In TLS 1.3, is the Binder Key in a non-PSK derived key schedule always a consistent value?

The Key Schedule in the TLS 1.3 RFC starts like this:

             0
|
v
PSK ->  HKDF-Extract = Early Secret
|
+-----> Derive-Secret(., "ext binder" | "res binder", "")
|                     = binder_key
|
+-----> Derive-Secret(., "c e traffic", ClientHello)
|                     = client_early_traffic_secret
|
+-----> Derive-Secret(., "e exp master", ClientHello)
|                     = early_exporter_master_secret
...
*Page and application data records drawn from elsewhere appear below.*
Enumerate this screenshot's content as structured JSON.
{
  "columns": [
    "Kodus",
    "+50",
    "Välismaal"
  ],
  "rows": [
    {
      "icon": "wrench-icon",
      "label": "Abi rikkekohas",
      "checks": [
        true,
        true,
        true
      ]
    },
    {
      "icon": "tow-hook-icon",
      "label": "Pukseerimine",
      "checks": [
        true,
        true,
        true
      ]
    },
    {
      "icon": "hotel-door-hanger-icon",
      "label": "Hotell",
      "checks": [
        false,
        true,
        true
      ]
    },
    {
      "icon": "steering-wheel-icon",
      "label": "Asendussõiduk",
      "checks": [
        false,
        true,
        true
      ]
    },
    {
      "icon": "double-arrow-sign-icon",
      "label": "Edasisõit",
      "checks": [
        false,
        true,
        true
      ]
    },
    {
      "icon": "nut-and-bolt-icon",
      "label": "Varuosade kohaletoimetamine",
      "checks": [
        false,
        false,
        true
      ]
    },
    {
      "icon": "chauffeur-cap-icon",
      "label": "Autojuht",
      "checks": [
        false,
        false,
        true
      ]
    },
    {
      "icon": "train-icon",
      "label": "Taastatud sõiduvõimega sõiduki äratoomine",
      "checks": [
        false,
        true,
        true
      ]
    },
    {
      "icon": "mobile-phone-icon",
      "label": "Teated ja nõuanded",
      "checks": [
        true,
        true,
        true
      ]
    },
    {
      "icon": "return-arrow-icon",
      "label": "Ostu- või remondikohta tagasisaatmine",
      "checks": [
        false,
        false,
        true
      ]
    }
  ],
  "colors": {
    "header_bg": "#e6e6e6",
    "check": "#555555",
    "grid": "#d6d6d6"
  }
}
Later in Section 7.1, the RFC provides guidance on what to use as a substitute value for PSK if a Pre-Shared-Key is not actually used:

   If a given secret is not available, then the 0-value consisting of a
string of Hash.length bytes set to zeros is used.  Note that this
does not mean skipping rounds, so if PSK is not in use, Early Secret
will still be HKDF-Extract(0, 0).


The client_early_traffic_secret and early_exporter_master_secret include a transcript hash of the Client Hello, which includes a Random Number generated by the client. So these two keys will be different for every SSL Session.

However, the binder_key does not include any transcript hash. Which means (by my interpretation), the only values feeding into the binder_key secret are both known by everyone and never change (0 as the starting value, 000...0 as the substitute for PSK, and the constant labels ext binder or res binder).

Am I interpreting that correctly? If so, how is this not a reduction in security that one of the output secret keys of the key schedule never changes?